Records:
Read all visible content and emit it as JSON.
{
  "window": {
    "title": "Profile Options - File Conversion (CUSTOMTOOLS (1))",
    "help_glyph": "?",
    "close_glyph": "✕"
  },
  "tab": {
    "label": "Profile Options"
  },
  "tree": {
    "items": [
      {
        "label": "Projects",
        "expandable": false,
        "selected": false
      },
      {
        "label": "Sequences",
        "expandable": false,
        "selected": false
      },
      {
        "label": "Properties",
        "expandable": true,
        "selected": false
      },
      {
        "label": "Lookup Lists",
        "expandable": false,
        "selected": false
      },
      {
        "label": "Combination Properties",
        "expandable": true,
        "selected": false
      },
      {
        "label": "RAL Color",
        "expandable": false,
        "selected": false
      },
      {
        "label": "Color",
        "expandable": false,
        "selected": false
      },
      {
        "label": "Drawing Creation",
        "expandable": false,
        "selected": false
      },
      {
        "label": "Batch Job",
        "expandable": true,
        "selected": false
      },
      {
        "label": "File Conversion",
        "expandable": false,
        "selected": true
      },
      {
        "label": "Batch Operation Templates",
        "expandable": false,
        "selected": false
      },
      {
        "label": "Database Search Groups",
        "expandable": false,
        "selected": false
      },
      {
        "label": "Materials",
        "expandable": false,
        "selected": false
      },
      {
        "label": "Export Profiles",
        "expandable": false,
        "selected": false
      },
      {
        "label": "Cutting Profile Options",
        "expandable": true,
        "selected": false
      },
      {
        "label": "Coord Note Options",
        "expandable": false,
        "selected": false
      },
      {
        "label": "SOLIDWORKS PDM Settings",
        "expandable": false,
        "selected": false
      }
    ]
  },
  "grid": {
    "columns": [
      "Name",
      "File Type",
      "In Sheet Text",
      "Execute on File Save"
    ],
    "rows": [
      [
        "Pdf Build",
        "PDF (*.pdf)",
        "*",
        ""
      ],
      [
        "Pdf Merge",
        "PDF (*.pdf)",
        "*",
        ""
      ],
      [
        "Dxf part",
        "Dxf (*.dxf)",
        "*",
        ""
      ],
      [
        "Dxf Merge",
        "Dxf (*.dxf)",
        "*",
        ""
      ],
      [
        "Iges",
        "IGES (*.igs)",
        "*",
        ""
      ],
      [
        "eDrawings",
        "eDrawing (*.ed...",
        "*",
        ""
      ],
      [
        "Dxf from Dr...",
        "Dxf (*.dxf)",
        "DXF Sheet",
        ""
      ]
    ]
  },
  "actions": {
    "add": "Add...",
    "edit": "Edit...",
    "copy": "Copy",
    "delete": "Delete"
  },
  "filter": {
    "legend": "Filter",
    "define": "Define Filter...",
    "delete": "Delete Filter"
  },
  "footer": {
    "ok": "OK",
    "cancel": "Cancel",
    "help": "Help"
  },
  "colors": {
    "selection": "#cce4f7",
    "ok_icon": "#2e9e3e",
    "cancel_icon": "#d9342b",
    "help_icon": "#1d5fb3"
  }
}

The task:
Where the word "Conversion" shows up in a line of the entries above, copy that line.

Your solution:
    "title": "Profile Options - File Conversion (CUSTOMTOOLS (1))",
        "label": "File Conversion",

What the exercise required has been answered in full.